The major in Rangeland Ecology emphasizes interdisciplinary study, research, and management of the world’s rangelands. Rangelands occupy nearly 50 percent of the earth’s land surface and consist of natural grasslands, savannas, shrublands, riparian areas, deserts, tundra, and coastal marshes. Colorado is an ideal setting for the study of rangeland ecology and management with shortgrass steppe to the east and high elevation grasslands, woodlands, and riparian areas to the west.
Students are prepared to understand and manage the animal, soil, and vegetation resources on rangelands for state and federal land management agencies as well as a variety of private companies and non-governmental agencies. The curricula are accredited by the Society for Range Management and meet U.S. Civil Service requirements for range conservationist and soil conservationist. With a few additional courses, graduates can meet U.S. Civil Service requirements for soil scientist and ecologist. Students develop an in-depth understanding of basic plant and animal biology; a basic understanding of the physical sciences as they relate to rangeland ecology; knowledge of important concepts of ecology and range management; an understanding of economics related to recognizing alternatives; and analytical and decision making skills. Students also develop communication, political and interpersonal skills to make their education effective.
Three concentrations are offered: Conservation and Management, Range and Forest Management, and Restoration Ecology.
- Accurately and effectively communicate their understanding of rangeland ecology both verbally and in written form
- Demonstrate learning of subject areas outside their major study focus, including (but not restricted to) principles/issues in wildlife, water, recreation, wilderness, soil, range, and fishery resources; students will also demonstrate knowledge of social science analytic techniques

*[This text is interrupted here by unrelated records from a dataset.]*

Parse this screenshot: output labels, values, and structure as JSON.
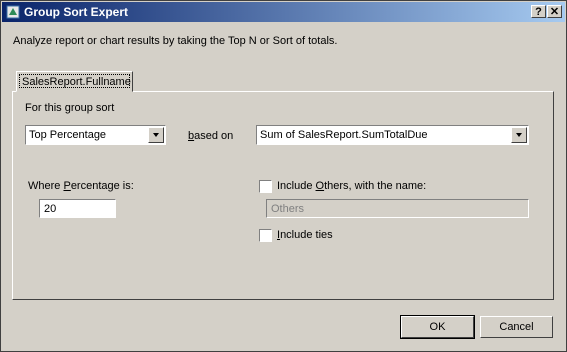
{
  "window": {
    "title": "Group Sort Expert",
    "help_btn": "?",
    "close_btn": "✕",
    "description": "Analyze report or chart results by taking the Top N or Sort of totals."
  },
  "tab": {
    "label": "SalesReport.Fullname"
  },
  "group_sort": {
    "label_pre": "For this ",
    "label_u": "g",
    "label_post": "roup sort",
    "sort_type": "Top Percentage",
    "based_on_u": "b",
    "based_on_post": "ased on",
    "based_on_value": "Sum of SalesReport.SumTotalDue"
  },
  "percentage": {
    "label_pre": "Where ",
    "label_u": "P",
    "label_post": "ercentage is:",
    "value": "20"
  },
  "others": {
    "label_pre": "Include ",
    "label_u": "O",
    "label_post": "thers, with the name:",
    "checked": false,
    "name_value": "Others"
  },
  "ties": {
    "label_pre": "",
    "label_u": "I",
    "label_post": "nclude ties",
    "checked": false
  },
  "buttons": {
    "ok": "OK",
    "cancel": "Cancel"
  }
}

- Demonstrate comprehensive knowledge of subject areas relevant to the major fields of study in range ecology and management, including plant/animal interactions, grazing methods, range improvements, animal nutrition, plant ecology, and soil science, and apply this knowledge in a complex, problem-solving environment
Examples of career opportunities include, but are not limited to: restoration ecologist, rangeland scientist, range management specialist, soil conservationist, soil scientist, rangeland conservationist, plant ecologist, riparian ecologist, ranch management, researcher, commercial sales and service representative, consultants, mine rehabilitation specialist, real estate/land manager, international rangeland specialist.
Participation in internships, volunteer activities, or cooperative education opportunities is highly recommended to enhance practical training and development. Graduates who go on for advanced studies can attain more responsible positions with the possibility of rising to top professional levels.